Outrageous Curlew Slaughter

Oneputt replied on 07/08/2019 17:35

Posted on 07/08/2019 17:35

Just read that the French government are going to allow hunters to slaughter 6000 Curlew each year.  I cannot believe that a so called civilised nation could allow the butchery of these hauntingly beautiful birds which are already endangered

Rocky 2 buckets replied on 10/08/2019 16:59

Posted on 10/08/2019 16:27 by ChemicalJasper

In the UK approximately 2.6 million cattle, 10 million pigs, 14.5 million sheep and lambs, 80 million fish and 950 million birds are slaughtered in the food chain.

 

....I can only imagine that say a Hindu culture looks at the UK, a so called civilised nation, and wonders how it could allow the butchery of 2,600,000 of its most sacred animals every year, for its own personal enjoyment!?

 

...just sayingfoot-in-mouth 

Posted on 10/08/2019 16:59

I doubt very much that any of the Animals you refer to will ever be ‘at risk’ curlews are declining yet are killed for fun☹️

nelliethehooker replied on 10/08/2019 20:25

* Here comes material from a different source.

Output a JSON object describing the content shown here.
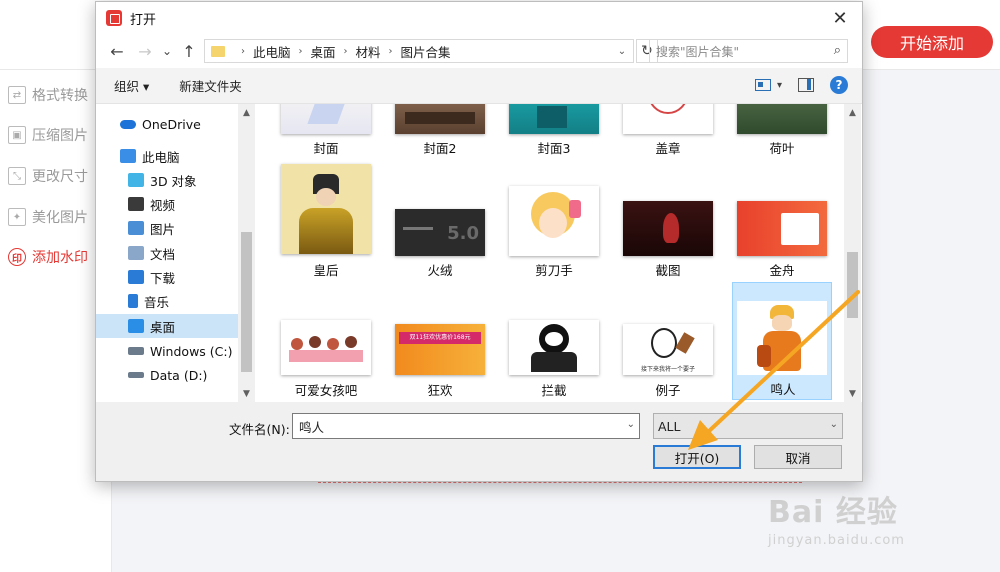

Posted on 10/08/2019 16:27 by ChemicalJasper

In the UK approximately 2.6 million cattle, 10 million pigs, 14.5 million sheep and lambs, 80 million fish and 950 million birds are slaughtered in the food chain.

 

....I can only imagine that say a Hindu culture looks at the UK, a so called civilised nation, and wonders how it could allow the butchery of 2,600,000 of its most sacred animals every year, for its own personal enjoyment!?

 

...just sayingfoot-in-mouth 

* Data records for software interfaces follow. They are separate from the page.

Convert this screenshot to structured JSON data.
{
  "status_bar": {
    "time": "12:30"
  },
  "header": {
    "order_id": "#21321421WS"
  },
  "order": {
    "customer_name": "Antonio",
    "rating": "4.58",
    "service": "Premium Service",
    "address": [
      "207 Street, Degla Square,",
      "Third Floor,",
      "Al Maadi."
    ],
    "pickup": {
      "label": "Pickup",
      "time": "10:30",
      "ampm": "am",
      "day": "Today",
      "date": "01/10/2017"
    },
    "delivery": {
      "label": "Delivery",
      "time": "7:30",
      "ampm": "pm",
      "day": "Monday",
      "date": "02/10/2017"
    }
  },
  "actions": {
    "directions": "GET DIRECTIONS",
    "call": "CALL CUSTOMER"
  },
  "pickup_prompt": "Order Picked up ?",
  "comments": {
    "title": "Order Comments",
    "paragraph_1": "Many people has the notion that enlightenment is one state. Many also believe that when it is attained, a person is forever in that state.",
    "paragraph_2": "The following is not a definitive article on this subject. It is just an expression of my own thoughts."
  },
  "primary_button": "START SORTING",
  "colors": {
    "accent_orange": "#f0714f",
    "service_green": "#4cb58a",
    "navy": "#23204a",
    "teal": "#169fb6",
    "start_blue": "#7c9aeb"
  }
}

Posted on 10/08/2019 20:25

Do you partake of any of those you numbered, CJ? 

....just askingundecided

ChemicalJasper replied on 10/08/2019 22:55

Posted on 10/08/2019 20:25 by nelliethehooker

Do you partake of any of those you numbered, CJ? 

....just askingundecided

Posted on 10/08/2019 22:55

Yes....a great many! tongue-out

I have no issues with eating meat, was simply pointing out there was some cultural assassination on going "...Barbaric Frenchies!"

...and that he without sin should cast the first stone! 

mickysf replied on 11/08/2019 18:14

Posted on 11/08/2019 17:52 by nelliethehooker

Surely even you can see the difference between raising and killing animals, including birds, for food and the wanton slaughter of wild birds for the fun of it!!

Posted on 11/08/2019 18:14

Yes, we were ignorant and thus educated about supermarket fuels and additives, Now it's 'our' time to right the wrong and pay back the compliment in the name of those defenceless truely wild creatures in what really is their own environment! wink

RedKite replied on 30/08/2019 13:54

Posted on 30/08/2019 13:54

I can report good news just seen that the LPO  same as RSPB have been to the highest court in France have put an immediate ban on the hunting of Curlew.

Wherenext replied on 30/08/2019 17:16

Posted on 30/08/2019 17:16

Good news RK but what reasons did the brave hunters give for wanting to kill these birds in the first place? Are they decimating crops or a carrier of deadly disease to humans or is it just for fun?

RedKite replied on 30/08/2019 18:57

Posted on 30/08/2019 18:57

That I could not answer. I have fond memories of these birds as a child in Shropshire and they used to nest in our surrounding fields and their calls, land was a bit different conditions in those days.

 

Oneputt replied on 30/08/2019 19:51

Posted on 30/08/2019 19:51

  • What great news RK.  All we need to do now is stop Middle Eastern countries killing approx 4.5 million birds a year, stop the Maltese killing Turtle Doves allegedly mistaking them for Snipe which they are licensed to hunt.  Not forgetting the people in Britain who kill BofP

RedKite replied on 30/08/2019 20:26

Posted on 30/08/2019 20:26

Agree with you OP.  We did have 1 pair of Turtle Doves in the next field this year but they had gone after 6 weeks then appeared again next to OH's shed and wonder what calling and they were trying to compete with the Nightingales.

As to Stumpy think another lizard had taken over his stretch on the terrace as I have not seen today.

Have a good trip to France tomorrow, we are off to the Dordogne to a site overlooking at Beynac Chateau and will look to see what is about in the area might even see some terns on the river as they have been there before.